» **Required work**
Would you count how many lines of the entries below include the word "name"? Give nothing but the number.
Start of Given records
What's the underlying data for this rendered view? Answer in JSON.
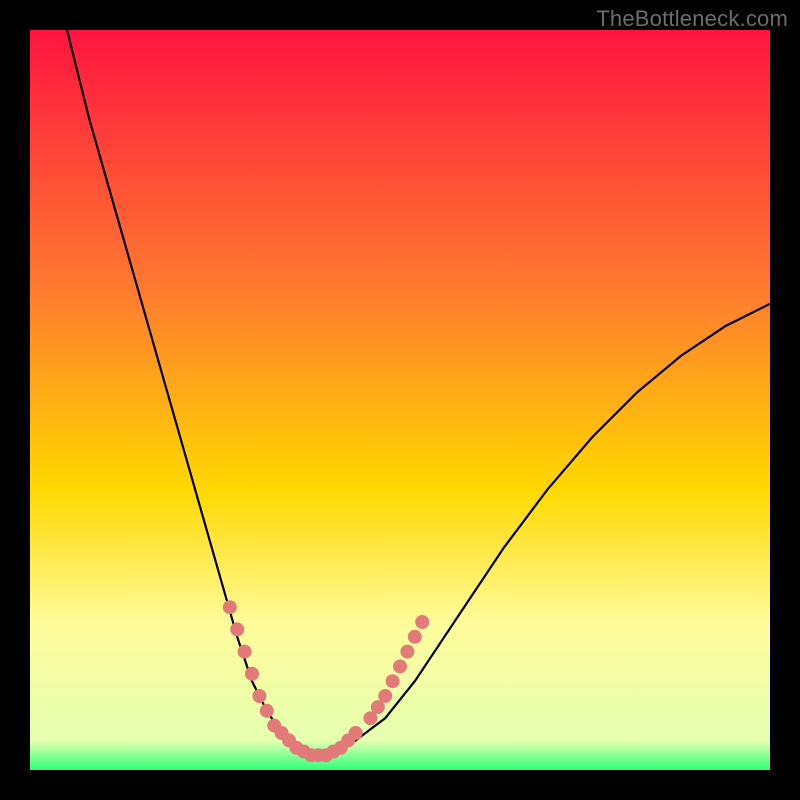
{
  "watermark": "TheBottleneck.com",
  "colors": {
    "top": "#ff1440",
    "upper": "#ff7a2f",
    "mid": "#ffd800",
    "lower": "#fffb9a",
    "floor": "#e5ffb0",
    "bottom": "#2fff7a",
    "curve_stroke": "#000000",
    "marker_fill": "#e27a7a"
  },
  "chart_data": {
    "type": "line",
    "title": "",
    "xlabel": "",
    "ylabel": "",
    "xlim": [
      0,
      100
    ],
    "ylim": [
      0,
      100
    ],
    "series": [
      {
        "name": "bottleneck-curve",
        "x": [
          5,
          8,
          12,
          16,
          20,
          24,
          26,
          28,
          30,
          32,
          34,
          36,
          38,
          40,
          44,
          48,
          52,
          56,
          60,
          64,
          70,
          76,
          82,
          88,
          94,
          100
        ],
        "y": [
          100,
          88,
          74,
          60,
          46,
          32,
          25,
          18,
          12,
          8,
          5,
          3,
          2,
          2,
          4,
          7,
          12,
          18,
          24,
          30,
          38,
          45,
          51,
          56,
          60,
          63
        ]
      }
    ],
    "markers": {
      "name": "highlighted-points",
      "x": [
        27,
        28,
        29,
        30,
        31,
        32,
        33,
        34,
        35,
        36,
        37,
        38,
        39,
        40,
        41,
        42,
        43,
        44,
        46,
        47,
        48,
        49,
        50,
        51,
        52,
        53
      ],
      "y": [
        22,
        19,
        16,
        13,
        10,
        8,
        6,
        5,
        4,
        3,
        2.5,
        2,
        2,
        2,
        2.5,
        3,
        4,
        5,
        7,
        8.5,
        10,
        12,
        14,
        16,
        18,
        20
      ]
    }
  }
}
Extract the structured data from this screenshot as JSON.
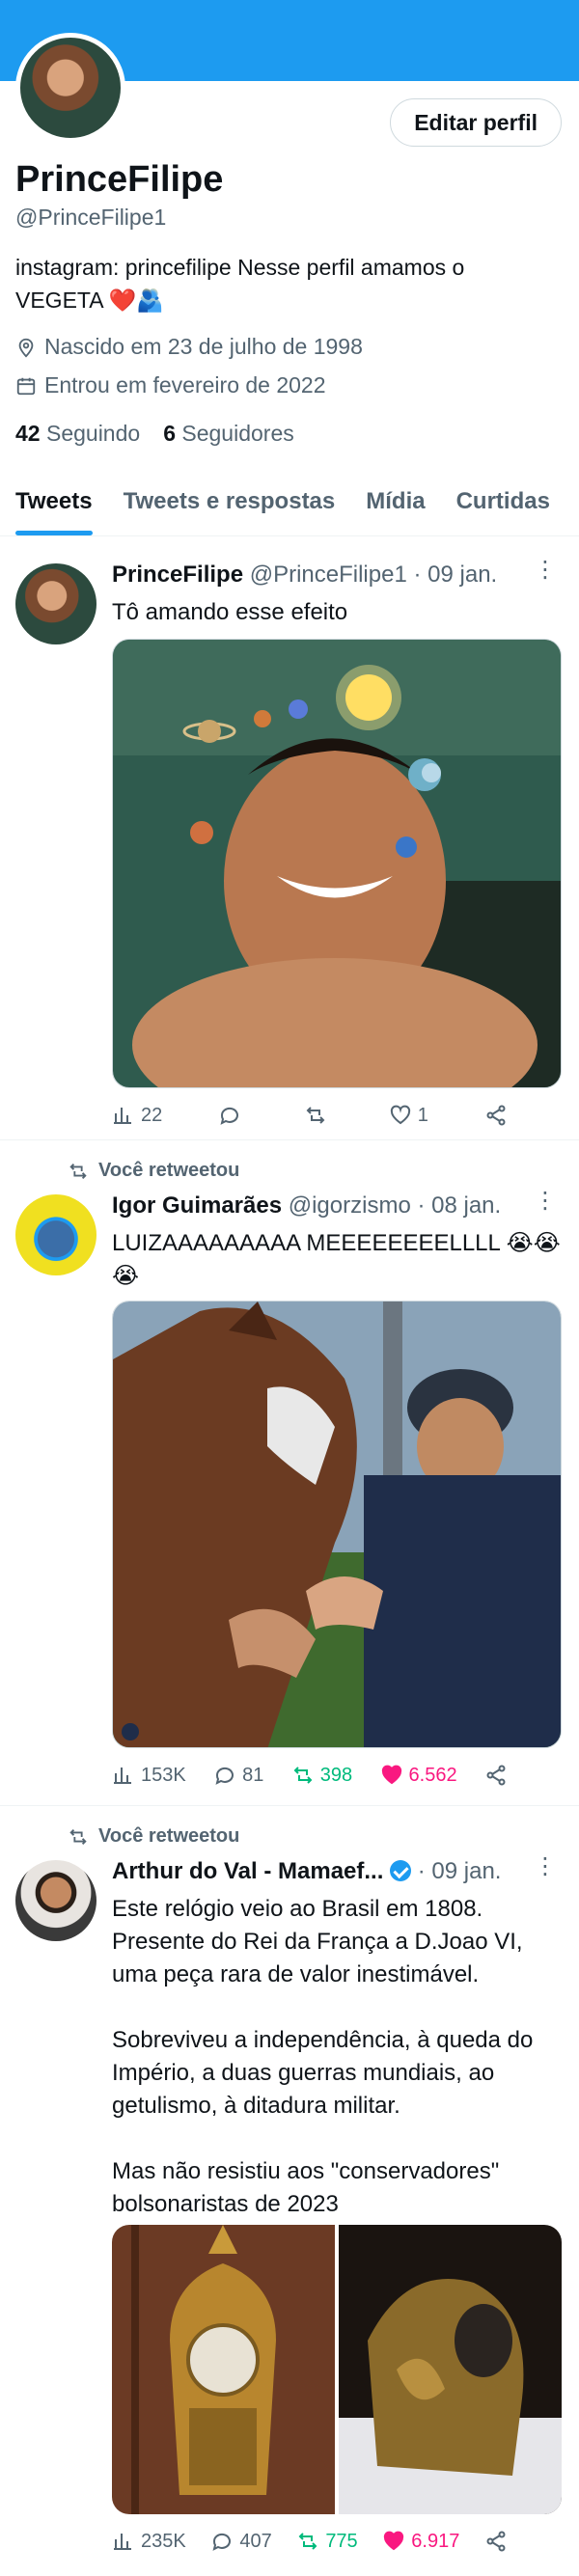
{
  "profile": {
    "edit_label": "Editar perfil",
    "name": "PrinceFilipe",
    "handle": "@PrinceFilipe1",
    "bio": "instagram: princefilipe Nesse perfil amamos o VEGETA ❤️🫂",
    "birth": "Nascido em 23 de julho de 1998",
    "joined": "Entrou em fevereiro de 2022",
    "following_count": "42",
    "following_label": "Seguindo",
    "followers_count": "6",
    "followers_label": "Seguidores"
  },
  "tabs": [
    "Tweets",
    "Tweets e respostas",
    "Mídia",
    "Curtidas"
  ],
  "tweets": [
    {
      "name": "PrinceFilipe",
      "handle": "@PrinceFilipe1",
      "date": "· 09 jan.",
      "text": "Tô amando esse efeito",
      "views": "22",
      "replies": "",
      "retweets": "",
      "likes": "1"
    },
    {
      "retweet_label": "Você retweetou",
      "name": "Igor Guimarães",
      "handle": "@igorzismo",
      "date": "· 08 jan.",
      "text": "LUIZAAAAAAAAA MEEEEEEEELLLL 😭😭😭",
      "views": "153K",
      "replies": "81",
      "retweets": "398",
      "likes": "6.562"
    },
    {
      "retweet_label": "Você retweetou",
      "name": "Arthur do Val - Mamaef...",
      "handle": "",
      "date": "· 09 jan.",
      "text": "Este relógio veio ao Brasil em 1808. Presente do Rei da França a D.Joao VI, uma peça rara de valor inestimável.\n\nSobreviveu a independência, à queda do Império, a duas guerras mundiais, ao getulismo, à ditadura militar.\n\nMas não resistiu aos \"conservadores\" bolsonaristas de 2023",
      "views": "235K",
      "replies": "407",
      "retweets": "775",
      "likes": "6.917"
    }
  ],
  "icons": {
    "location": "location-pin-icon",
    "calendar": "calendar-icon",
    "views": "bar-chart-icon",
    "reply": "speech-bubble-icon",
    "retweet": "retweet-icon",
    "like": "heart-icon",
    "share": "share-icon"
  },
  "colors": {
    "accent": "#1d9bf0",
    "retweet": "#00ba7c",
    "like": "#f91880"
  }
}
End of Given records
» **Task response**
6